Every five years the German Foreign Office aims to find how many people are learning German in classrooms and universities across the world.
In the latest “German as a Foreign Language” study, researchers found that interest in learning Deutsch is growing, particularly in Africa and Asia.
The study, published on Thursday by the Federal Foreign Office, the Goethe-Institut, Deutsche Welle, the German Academic Exchange Service (DAAD) and the Central Agency for Schools Abroad (ZfA), found the number of schools with German lessons has risen from 95,000 in 2015 to about 106,000 in 2020.
At universities, 1.27 million students are currently learning German. Compared to 2015, there is a decrease of about 60,000.
It means German as a foreign language is on the timetable for more than 15.4 million people across the globe. Overall it's a slight increase from 2015 – but the number of German learners peaked in 2000 when 20.1 million were learning the language.
However, these figures are all the tip of the iceberg because the research does not include people who are learning the language on their own.
Where are people learning German?
Not surprisingly, Europe has the highest number of German learners, with 11.2 million. The study notes an increase of 18 percent to 1.185 million for the neighbouring countries Denmark, the Netherlands, the Czech Republic and France.
In France alone, the number rose from over one million in 2015 to almost 1.2 million. In a forecast, the survey anticipates a further increase in interest in German there.
Russia is also experiencing stronger demand for the language, with an increase of 16 percent to 1.79 million learners.
Poland, on the other hand, has seen a sharp drop in demand. But with 1.95 million Deutsch speakers, it remains the country with the most German learners worldwide.
The number of German learners in the UK has also dropped – by 25 percent – which researchers believe could dip even further in future due to Britain leaving the EU.
Rise in German learners across Africa
For the African continent, the study records an increase of German learners of almost 50 percent compared to 2015, with increasing interest in Egypt, Algeria and Côte d'Ivoire (Ivory Coast), for example.
There is also more demand for German in Asia, especially in China.

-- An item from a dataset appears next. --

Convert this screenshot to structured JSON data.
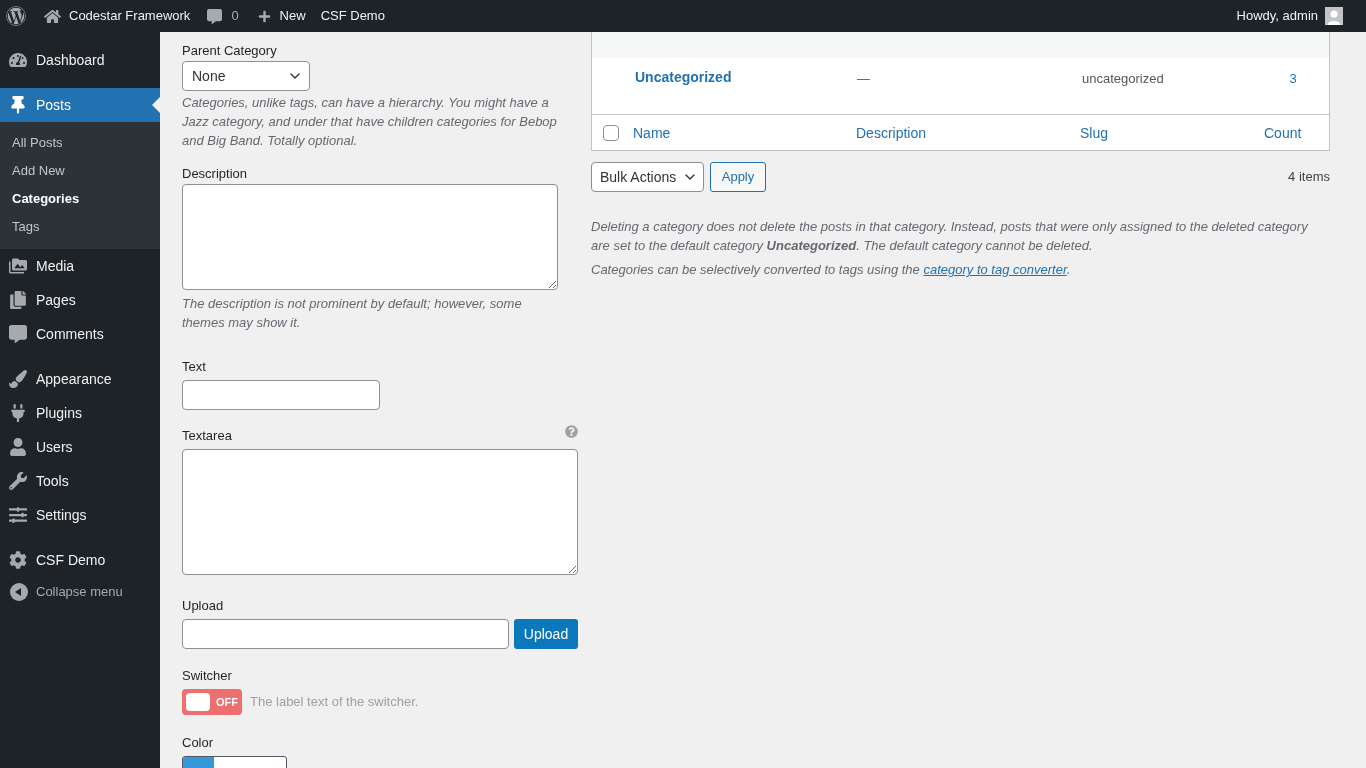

Meanwhile, the cooler German-American relationship seems to be reflected in the demand for German. In the US, the number of people learning German has fallen by 15 percent over the past five years.
The need for skilled workers from abroad to have knowledge of German is playing an increasingly important role in promoting language skills, the study says.
Michelle Müntefering, Minister of State at the Federal Foreign Office, said that teaching the German language opens up future opportunities. She added that this would not only mean access to the German university system, “but also to a labour market that needs skilled workers with a knowledge of German”.
Johannes Ebert, Secretary General of the Goethe Institute, said German continues to be in high demand worldwide.
The number of course participants at the Goethe-Institut has increased by around 73,000 to 309,000.
“Our commitment to the German Immigration Act for Specialists particularly contributes to this,” said Ebert. However, the survey also shows that the promotion of the German language is particularly necessary in those countries where the number of German learners has declined.